Second batch in recent months likely came via online theft, reports Group-IB
UPDATED A database featuring more than 460,000 payment card records – almost all from India – is being offered for sale through a darknet bazaar, threat intel firm Group-IB warns.
The source of the payment card batch, which went on sale on the Joker’s Stash on Wednesday (February 5), remains unconfirmed, although circumstantial evidence suggests it came from online theft.
The vast majority (98% of the records) came from Indian banks, Group-IB said in its threat report.
Upon the discovery of the database, Group-IB has immediately informed the Indian Computer Emergency Response Team (CERT-In) about the sale of the payment records, so they could act to limit the harm resulting from the illicit sale.
The Daily Swig asked CERT-In to comment on what action is has taken, which might include notifying affected banks, to mitigate potential fraud arising from the illegal underground sale.
The vast majority of the stolen credit card records came from Indian banks
According to Group-IB’s threat intelligence team, the database is made up of 461,976 payment records, featuring card numbers, expiration dates, security codes and, in this case, some additional information such as cardholders’ full name, as well as their emails, phone numbers and addresses.
All the cards from the database are being sold for $9 each, representing a collective black-market value of $4.16 million.
As of the morning on February 6, a relatively modest 16 cards were reported to have been sold. However, in an update to The Daily Swig on the morning of February 10, Group-IB researchers said this figure had grown to 487.
Second helping for would-be fraudsters
A huge database holding more than 1.3 million credit and debit card records of mostly Indian banks’ customers was uploaded to the illicit Joker’s Stash marketplace last October, as previously reported.

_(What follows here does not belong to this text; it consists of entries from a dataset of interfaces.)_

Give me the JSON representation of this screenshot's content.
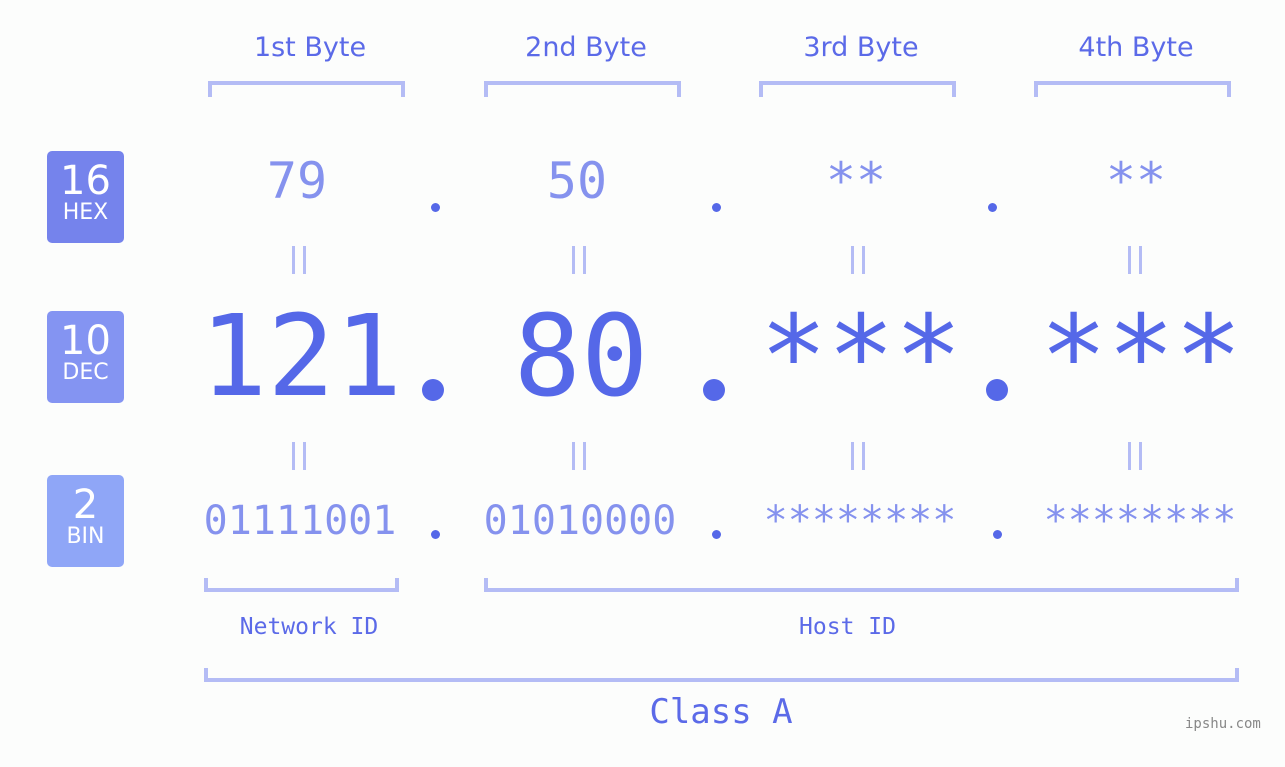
{
  "headers": [
    "1st Byte",
    "2nd Byte",
    "3rd Byte",
    "4th Byte"
  ],
  "badges": {
    "hex": {
      "num": "16",
      "label": "HEX",
      "color": "#7583ec"
    },
    "dec": {
      "num": "10",
      "label": "DEC",
      "color": "#8494f2"
    },
    "bin": {
      "num": "2",
      "label": "BIN",
      "color": "#8fa6f7"
    }
  },
  "hex": [
    "79",
    "50",
    "**",
    "**"
  ],
  "dec": [
    "121",
    "80",
    "***",
    "***"
  ],
  "bin": [
    "01111001",
    "01010000",
    "********",
    "********"
  ],
  "equals": "=",
  "network_label": "Network ID",
  "host_label": "Host ID",
  "class_label": "Class A",
  "watermark": "ipshu.com",
  "colors": {
    "accent": "#5568e8",
    "light": "#8592ee",
    "bracket": "#b4bcf5"
  }
}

Last year’s sale was bigger by volume but offered only the information contained in magnetic stripes of compromised cards.
The dataset associated with the latest sale (which offers CVV/CVC codes absent from the October batch) suggests that cards were compromised online, according to Group-IB.
“This is the second major leak of cards relating to Indian banks detected by Group-IB Threat Intelligence team in the past several months,” comments Dmitry Shestakov, head of Group-IB’s cybercrime research unit.
“In the current case, we are dealing with so-called ‘fullz’ – they have info on card number, expiration date, CVV/CVC, [and] cardholder name, as well as some extra personal info.”
Shestakov added: “Such type of data is likely to have been compromised online – with the use of phishing, malware, or JS-sniffers – while in the previous case, we dealt with card dumps (the information contained in the card magnetic stripe), which can be stolen through the compromise of offline POS terminals, for example”.
According to Group-IB’s latest ‘Hi-Tech Crime Trends 2019/2020’ report, the size of the carding market rose by 33% year-on-year to reach $878 million by the end of June 2019.
The Southeast Asia region recently witnessed the first arrest of JS-sniffers’ operators anywhere in the world.
Three suspected cybercriminals from Indonesia recently confessed to stealing payment card data with the help of GetBilling JS-sniffer family.
The arrests came as a result of a joint operation of Interpol, Group-IB and Indonesian police.
This article has been updated to add new stolen card sales data from Group-IB.